GreenChill Regulatory Context
Phaseout of Ozone-Depleting Substances
Many of more than 37,000 retail food establishments (such as supermarkets, grocery stores, supercenters, and wholesale clubs) in the United States use HCFC-22 (also known as R-22) as their primary refrigerant. HCFC-22 is an ozone-depleting substance (ODS), and it is subject to phaseout under the Montreal Protocol, an international treaty to protect the stratospheric ozone layer. EPA regulations under the Clean Air Act (CFR Part 82, Subpart A) lay out a schedule to phaseout the production and import of ozone-depleting substances (ODS) to meet the requirements of the Montreal Protocol.
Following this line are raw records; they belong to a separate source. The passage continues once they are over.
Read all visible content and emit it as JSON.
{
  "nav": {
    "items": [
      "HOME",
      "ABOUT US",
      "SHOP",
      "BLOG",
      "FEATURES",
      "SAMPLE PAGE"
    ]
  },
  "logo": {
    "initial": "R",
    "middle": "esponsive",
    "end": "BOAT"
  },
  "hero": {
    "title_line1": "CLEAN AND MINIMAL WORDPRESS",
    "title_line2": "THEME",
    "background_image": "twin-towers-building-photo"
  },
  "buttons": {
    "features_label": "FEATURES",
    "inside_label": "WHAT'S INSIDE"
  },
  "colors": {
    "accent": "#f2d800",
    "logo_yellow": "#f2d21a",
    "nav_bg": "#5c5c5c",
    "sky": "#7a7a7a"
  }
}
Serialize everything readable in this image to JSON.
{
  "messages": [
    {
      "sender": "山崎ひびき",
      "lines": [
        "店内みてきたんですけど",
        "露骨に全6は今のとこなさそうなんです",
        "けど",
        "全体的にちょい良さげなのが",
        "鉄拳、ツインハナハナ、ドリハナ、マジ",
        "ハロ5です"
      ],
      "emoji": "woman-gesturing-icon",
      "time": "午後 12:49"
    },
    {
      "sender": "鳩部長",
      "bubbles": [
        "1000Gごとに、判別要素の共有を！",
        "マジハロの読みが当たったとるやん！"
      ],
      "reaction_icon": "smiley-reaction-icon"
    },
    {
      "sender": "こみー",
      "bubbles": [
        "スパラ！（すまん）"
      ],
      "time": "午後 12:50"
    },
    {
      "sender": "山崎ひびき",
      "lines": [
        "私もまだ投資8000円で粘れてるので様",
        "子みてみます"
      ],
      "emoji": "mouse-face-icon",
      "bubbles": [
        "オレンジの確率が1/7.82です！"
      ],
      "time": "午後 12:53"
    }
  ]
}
- On January 1, 2003, EPA limited how much and who could import/produce HCFC-22.
- On January 1, 2010, production and import of virgin HCFC-22 was banned in the United States. Exceptions are available for servicing of equipment made before this date (the so-called “servicing tail”), for export, and for processes resulting in transformation or destruction of the substances.
- On January 1, 2020, all production and import of virgin HCFC-22 will be banned, with exceptions for export and for processes resulting in transformation or destruction.
EPA also bans the import of used HCFC-22 without prior approval from both EPA and the government representing the country of export.
Under Section 608 of the Clean Air Act, EPA has established mandatory leak repair requirements for refrigeration equipment that exceeds certain leak rates. On September 26th, 2016 EPA amended Section 608 regulations. These regulatory requirements may include equipment retirement, equipment repair, or conversion to non-ODS refrigerants. What Supermarkets and Property and Facility Managers Need to Know.
For instructions and tips on how to submit your comments on proposed amendments, see the GreenChill Tips and Guidance on Submitting Official Comments.
Supermarket Industry R-22 Use
Ozone-Depleting Substance Alternatives
- Under Section 612 of the Clean Air Act, EPA reviews alternatives to ozone-depleting refrigerants.
- Alternatives are found acceptable, acceptable subject to certain conditions, or unacceptable under EPA's Significant New Alternatives Policy (SNAP) Program.
- View a list of acceptable alternative refrigerants, for use in new and/or retrofitted retail food refrigeration equipment.